Washington 3. Decr: 1804.
My dear Mother.
I received some days since your kind letter of the 11th: of last month, and was delighted to find you had so far recovered as to be able to write—Since then I have been informed by my brother and Mr: Shaw, that your health continued improving and I sincerely pray to the great disposer of Events that it may be entirely restored and long continued, for your own comfort and the happiness of us all. Your advice as it always has had, will ever retain the greatest weight on my mind; though I read several of those letters from Lord Chatham to his nephew, as they were published in the Port. Folio, I have no particular recollection of what was contained in the 5th: nor am I sure to have seen it—Here, it is not within my reach; but whenever I shall have an opportunity to peruse it, your recommendation will give it a high value in my esteem, and I shall meditate it with more than ordinary attention.

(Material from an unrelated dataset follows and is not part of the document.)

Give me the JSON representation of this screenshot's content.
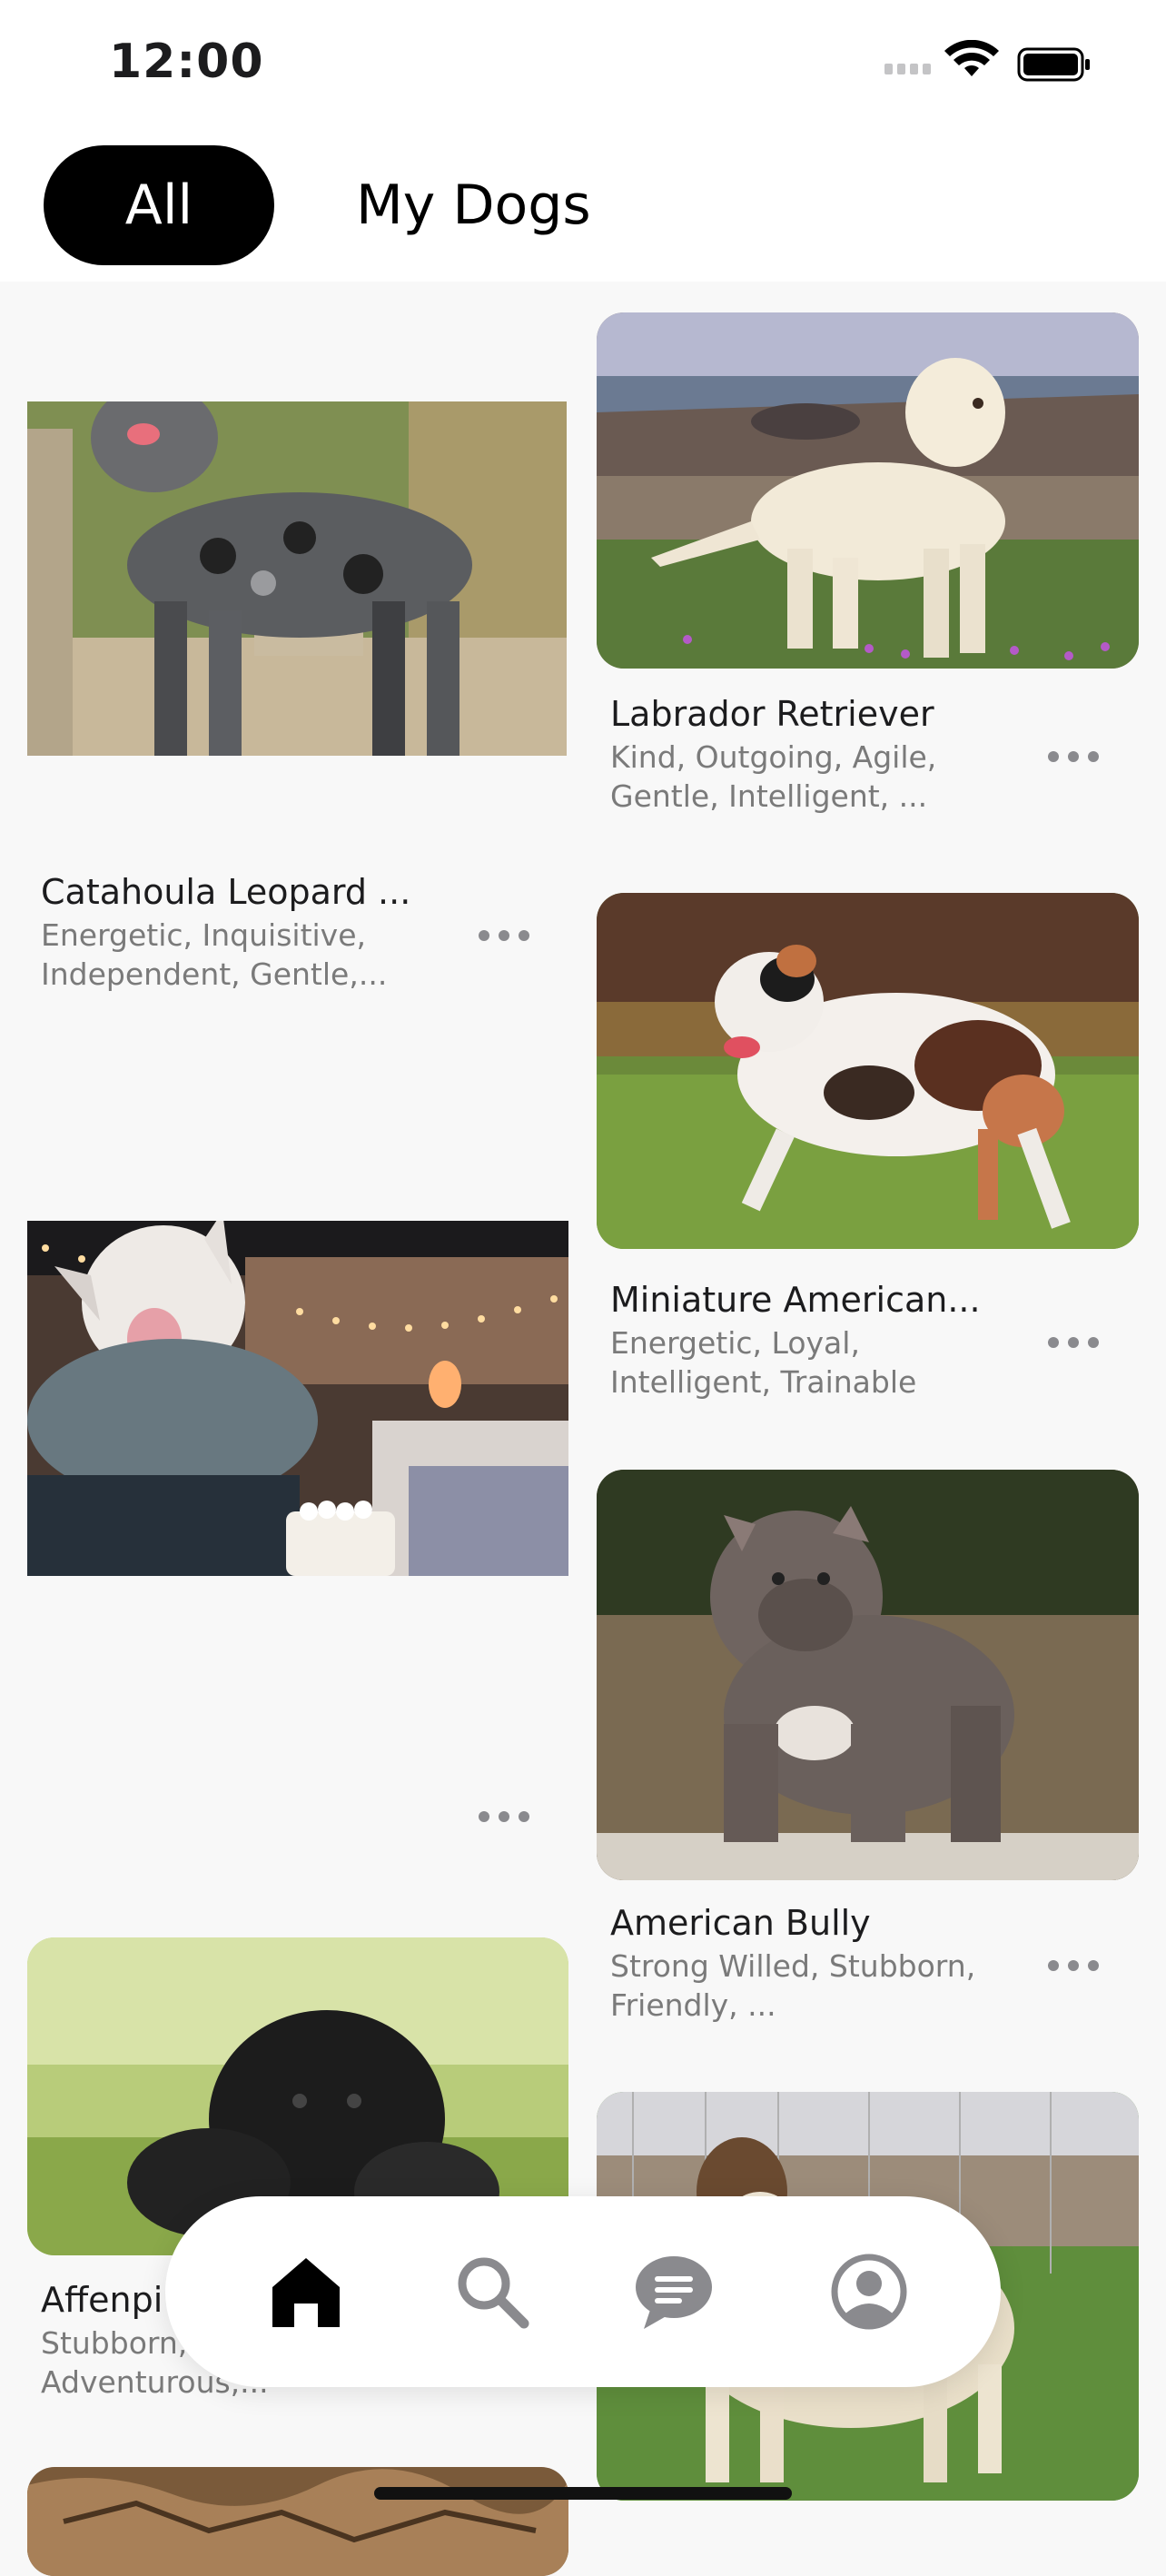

My wife and children I thank Heaven, are well—though I cannot say the same of myself—I have had a long and severe cold since my arrival here, and am yet far from hearty—How much of it is of the nature which requires ministering to a mind diseas’d, I am scarcely able to say—But whatever the body or the mind may suffer, I have and hope ever to have a support in my own heart, which will never yield to despondency—It is pleasing to prosper—But there is so little real prosperity in the world, and it so tends to corruption, that, in the worst event that can befall, honest intentions can never want for consolation.
Congress have now been a month in Session, and have yet done scarcely anything—But they are about to begin on serious business—The Articles of Impeachment against Judge Chase, are under debate in the House of Representatives, and they have some important bills before them.

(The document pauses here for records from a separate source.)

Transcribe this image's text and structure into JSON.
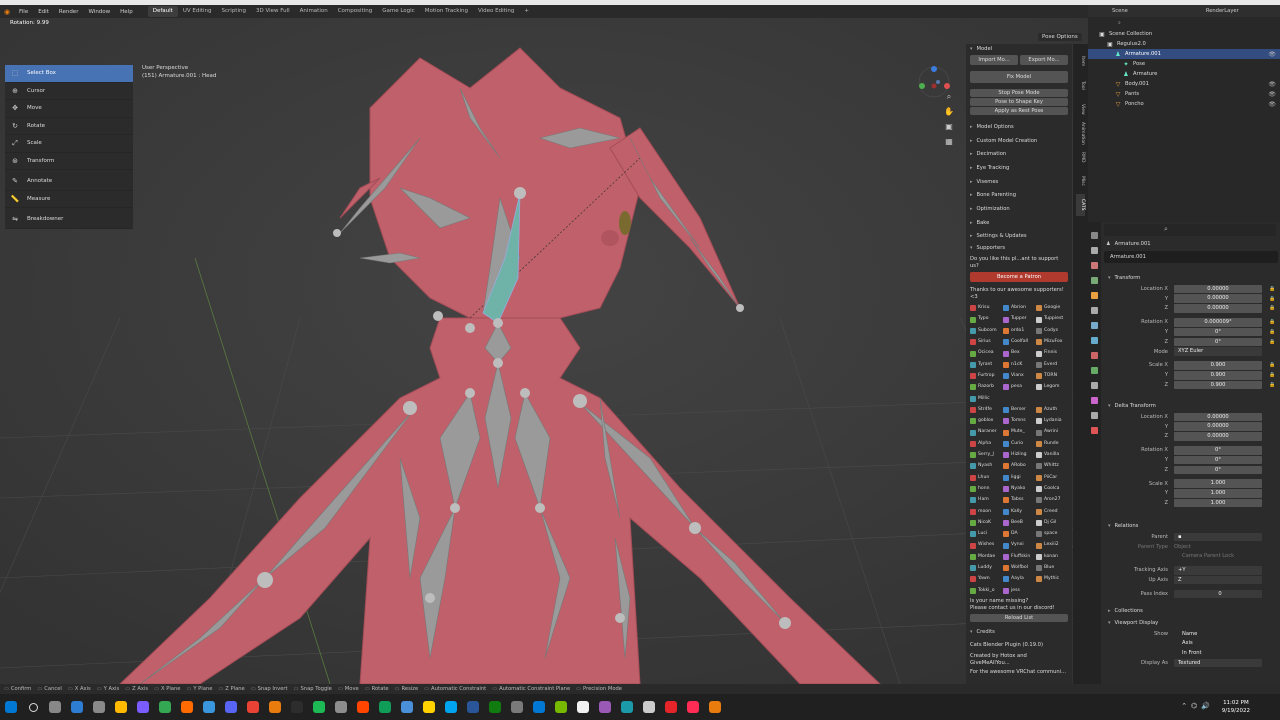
{
  "menubar": {
    "menus": [
      "File",
      "Edit",
      "Render",
      "Window",
      "Help"
    ],
    "workspaces": [
      "Default",
      "UV Editing",
      "Scripting",
      "3D View Full",
      "Animation",
      "Compositing",
      "Game Logic",
      "Motion Tracking",
      "Video Editing",
      "+"
    ],
    "active_workspace": "Default"
  },
  "viewport": {
    "operator_label": "Rotation: 9.99",
    "perspective": "User Perspective",
    "object_info": "(151) Armature.001 : Head",
    "pose_options": "Pose Options"
  },
  "toolbar": {
    "tools": [
      {
        "label": "Select Box",
        "icon": "select-box-icon",
        "glyph": "⬚"
      },
      {
        "label": "Cursor",
        "icon": "cursor-icon",
        "glyph": "⊕"
      },
      {
        "label": "Move",
        "icon": "move-icon",
        "glyph": "✥"
      },
      {
        "label": "Rotate",
        "icon": "rotate-icon",
        "glyph": "↻"
      },
      {
        "label": "Scale",
        "icon": "scale-icon",
        "glyph": "⤢"
      },
      {
        "label": "Transform",
        "icon": "transform-icon",
        "glyph": "⊛"
      },
      {
        "label": "Annotate",
        "icon": "annotate-icon",
        "glyph": "✎"
      },
      {
        "label": "Measure",
        "icon": "measure-icon",
        "glyph": "📏"
      },
      {
        "label": "Breakdowner",
        "icon": "breakdowner-icon",
        "glyph": "⇋"
      }
    ]
  },
  "npanel": {
    "model_header": "Model",
    "import_label": "Import Mo...",
    "export_label": "Export Mo...",
    "fix_model": "Fix Model",
    "stop_pose_mode": "Stop Pose Mode",
    "pose_to_shape_key": "Pose to Shape Key",
    "apply_as_rest_pose": "Apply as Rest Pose",
    "sections": [
      "Model Options",
      "Custom Model Creation",
      "Decimation",
      "Eye Tracking",
      "Visemes",
      "Bone Parenting",
      "Optimization",
      "Bake",
      "Settings & Updates"
    ],
    "supporters_header": "Supporters",
    "support_question": "Do you like this pl...ant to support us?",
    "become_patron": "Become a Patron",
    "thanks": "Thanks to our awesome supporters! <3",
    "supporters": [
      "Krisu",
      "Abrion",
      "Googie",
      "Typo",
      "Tupper",
      "Tuppiest",
      "Subcom",
      "ordo1",
      "Codys",
      "Sirius",
      "Coolfall",
      "MizuFox",
      "Ocicea",
      "Bex",
      "Finnis",
      "Tyrant",
      "n1cK",
      "Everd",
      "Furtrop",
      "Vianx",
      "TORN",
      "Razorb",
      "pesa",
      "Legom",
      "Millic",
      "",
      "",
      "Str4fe",
      "Berser",
      "Azuth",
      "goblox",
      "Tomns",
      "Lydania",
      "Naraner",
      "Mute_",
      "Awrini",
      "Alpha",
      "Curio",
      "Runde",
      "Serry_J",
      "Hizling",
      "Vanilla",
      "Nyash",
      "ARobo",
      "Whittz",
      "Lhun",
      "liggi",
      "PiiCar",
      "honn",
      "Nyako",
      "Coolca",
      "Ham",
      "Tabss",
      "Aron27",
      "moon",
      "Kally",
      "Creed",
      "NicoK",
      "BeeB",
      "Dj Gil",
      "Luci",
      "DA",
      "space",
      "Wishes",
      "Vynxi",
      "Lexiii2",
      "Mordae",
      "Fluffskin",
      "konan",
      "Luddy",
      "Wolfbol",
      "Blue",
      "Yawn",
      "Aayla",
      "Mythic",
      "Tokki_o",
      "jess",
      ""
    ],
    "missing_line1": "Is your name missing?",
    "missing_line2": "Please contact us in our discord!",
    "reload_list": "Reload List",
    "credits_header": "Credits",
    "plugin_version": "Cats Blender Plugin (0.19.0)",
    "created_by": "Created by Hotox and GiveMeAllYou...",
    "for_community": "For the awesome VRChat communi...",
    "tabs": [
      "Item",
      "Tool",
      "View",
      "Animation",
      "RMD",
      "Misc",
      "CATS"
    ],
    "active_tab": "CATS"
  },
  "outliner": {
    "scene": "Scene",
    "renderlayer": "RenderLayer",
    "rows": [
      {
        "label": "Scene Collection",
        "indent": 0,
        "icon": "collection-icon",
        "glyph": "▣",
        "sel": false
      },
      {
        "label": "Regulus2.0",
        "indent": 1,
        "icon": "collection-icon",
        "glyph": "▣",
        "sel": false
      },
      {
        "label": "Armature.001",
        "indent": 2,
        "icon": "armature-icon",
        "glyph": "♟",
        "sel": true
      },
      {
        "label": "Pose",
        "indent": 3,
        "icon": "pose-icon",
        "glyph": "✦",
        "sel": false
      },
      {
        "label": "Armature",
        "indent": 3,
        "icon": "armature-data-icon",
        "glyph": "♟",
        "sel": false
      },
      {
        "label": "Body.001",
        "indent": 2,
        "icon": "mesh-icon",
        "glyph": "▽",
        "sel": false
      },
      {
        "label": "Pants",
        "indent": 2,
        "icon": "mesh-icon",
        "glyph": "▽",
        "sel": false
      },
      {
        "label": "Poncho",
        "indent": 2,
        "icon": "mesh-icon",
        "glyph": "▽",
        "sel": false
      }
    ]
  },
  "properties": {
    "object_name": "Armature.001",
    "name_field": "Armature.001",
    "transform": "Transform",
    "location": {
      "x": "0.00000",
      "y": "0.00000",
      "z": "0.00000"
    },
    "rotation": {
      "x": "0.000009°",
      "y": "0°",
      "z": "0°"
    },
    "mode": "XYZ Euler",
    "scale": {
      "x": "0.900",
      "y": "0.900",
      "z": "0.900"
    },
    "delta_transform": "Delta Transform",
    "delta_location": {
      "x": "0.00000",
      "y": "0.00000",
      "z": "0.00000"
    },
    "delta_rotation": {
      "x": "0°",
      "y": "0°",
      "z": "0°"
    },
    "delta_scale": {
      "x": "1.000",
      "y": "1.000",
      "z": "1.000"
    },
    "relations": "Relations",
    "parent_type": "Object",
    "camera_parent_lock": "Camera Parent Lock",
    "tracking_axis": "+Y",
    "up_axis": "Z",
    "pass_index": "0",
    "collections": "Collections",
    "viewport_display": "Viewport Display",
    "show_items": [
      "Name",
      "Axis",
      "In Front"
    ],
    "display_as": "Textured",
    "labels": {
      "location_x": "Location X",
      "y": "Y",
      "z": "Z",
      "rotation_x": "Rotation X",
      "mode": "Mode",
      "scale_x": "Scale X",
      "parent": "Parent",
      "parent_type": "Parent Type",
      "tracking_axis": "Tracking Axis",
      "up_axis": "Up Axis",
      "pass_index": "Pass Index",
      "show": "Show",
      "display_as": "Display As"
    }
  },
  "statusbar": {
    "items": [
      "Confirm",
      "Cancel",
      "X Axis",
      "Y Axis",
      "Z Axis",
      "X Plane",
      "Y Plane",
      "Z Plane",
      "Snap Invert",
      "Snap Toggle",
      "Move",
      "Rotate",
      "Resize",
      "Automatic Constraint",
      "Automatic Constraint Plane",
      "Precision Mode"
    ]
  },
  "taskbar": {
    "time": "11:02 PM",
    "date": "9/19/2022",
    "apps": [
      "#0078d4",
      "#555555",
      "#888888",
      "#2d7dd2",
      "#8a8a8a",
      "#ffb900",
      "#7b5cff",
      "#34a853",
      "#ff6b00",
      "#3a96dd",
      "#5865f2",
      "#ea4335",
      "#e87d0d",
      "#2d2d2d",
      "#1db954",
      "#8d8d8d",
      "#ff4500",
      "#0f9d58",
      "#4a90d9",
      "#ffd200",
      "#00a4ef",
      "#2a5699",
      "#107c10",
      "#7a7a7a",
      "#0078d4",
      "#76b900",
      "#f2f2f2",
      "#9b59b6",
      "#1b9aaa",
      "#cccccc",
      "#e5252a",
      "#ff2d55",
      "#e87d0d"
    ]
  },
  "colors": {
    "accent": "#4772b3",
    "model": "#c0606a",
    "bone": "#9a9a9a",
    "active_bone": "#6fb3a8"
  }
}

Mr: Pickering this day gave notice that he should ask leave to-morrow to bring in a Resolution for amending the Constitution conformably to our [. . .] Instructions from the Legislature—This subject will very soon be disposed of [. . .] but it is a speck, deeper in the flesh, than from its present treatment may be thought.
Mr: Cranch and his family were well a few days ago—though he has lately had a slight attack of intermittent fever—This they think here nothing of.

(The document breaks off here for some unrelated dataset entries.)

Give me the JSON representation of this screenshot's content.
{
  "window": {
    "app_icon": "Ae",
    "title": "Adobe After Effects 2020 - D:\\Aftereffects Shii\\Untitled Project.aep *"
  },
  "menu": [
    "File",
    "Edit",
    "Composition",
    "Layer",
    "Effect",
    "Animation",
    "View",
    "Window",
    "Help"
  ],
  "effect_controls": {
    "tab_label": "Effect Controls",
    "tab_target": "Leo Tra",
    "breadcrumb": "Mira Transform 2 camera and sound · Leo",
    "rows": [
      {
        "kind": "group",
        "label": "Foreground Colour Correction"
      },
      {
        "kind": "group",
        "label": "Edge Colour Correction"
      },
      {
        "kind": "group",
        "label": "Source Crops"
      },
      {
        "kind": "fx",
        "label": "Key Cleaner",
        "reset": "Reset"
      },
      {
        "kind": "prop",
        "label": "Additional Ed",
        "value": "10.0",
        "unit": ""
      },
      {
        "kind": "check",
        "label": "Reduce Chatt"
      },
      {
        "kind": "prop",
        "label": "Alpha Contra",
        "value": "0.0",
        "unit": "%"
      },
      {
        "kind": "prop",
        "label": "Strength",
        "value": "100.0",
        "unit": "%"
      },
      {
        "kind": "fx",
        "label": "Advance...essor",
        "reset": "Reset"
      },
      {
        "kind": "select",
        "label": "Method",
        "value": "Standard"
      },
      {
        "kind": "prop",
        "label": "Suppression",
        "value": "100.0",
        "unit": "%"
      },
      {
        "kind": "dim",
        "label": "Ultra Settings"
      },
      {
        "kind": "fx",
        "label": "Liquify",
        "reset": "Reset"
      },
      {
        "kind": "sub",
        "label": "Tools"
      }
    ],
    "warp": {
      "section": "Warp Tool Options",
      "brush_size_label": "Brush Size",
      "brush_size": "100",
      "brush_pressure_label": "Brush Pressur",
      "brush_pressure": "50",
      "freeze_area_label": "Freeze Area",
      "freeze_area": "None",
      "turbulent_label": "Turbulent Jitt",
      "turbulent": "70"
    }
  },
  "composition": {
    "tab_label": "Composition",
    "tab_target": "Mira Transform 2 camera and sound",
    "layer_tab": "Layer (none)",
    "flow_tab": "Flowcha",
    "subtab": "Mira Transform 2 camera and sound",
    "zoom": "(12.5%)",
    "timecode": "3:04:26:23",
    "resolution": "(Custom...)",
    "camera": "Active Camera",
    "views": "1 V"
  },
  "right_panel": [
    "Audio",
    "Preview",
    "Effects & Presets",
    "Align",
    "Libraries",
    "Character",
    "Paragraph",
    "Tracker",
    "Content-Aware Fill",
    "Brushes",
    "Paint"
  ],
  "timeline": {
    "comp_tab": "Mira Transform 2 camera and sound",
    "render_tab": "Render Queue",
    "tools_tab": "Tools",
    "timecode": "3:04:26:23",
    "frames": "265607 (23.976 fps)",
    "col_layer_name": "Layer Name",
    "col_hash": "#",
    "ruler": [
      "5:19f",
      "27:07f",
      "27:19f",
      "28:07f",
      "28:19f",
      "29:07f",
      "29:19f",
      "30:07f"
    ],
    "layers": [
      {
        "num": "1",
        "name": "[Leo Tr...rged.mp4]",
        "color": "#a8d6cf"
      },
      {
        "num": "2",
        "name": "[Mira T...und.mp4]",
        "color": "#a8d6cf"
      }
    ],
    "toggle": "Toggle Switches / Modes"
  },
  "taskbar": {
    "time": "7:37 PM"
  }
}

The City has hitherto been unusually dull—And very little Society—The foreign Ministers have all been absent, and the new comer from the Imperial Court of France has scarcely got into his house—He is to display great Magnificence according to report.
Ever faithfully your’s
J. Q. Adams
MHi: Adams Papers.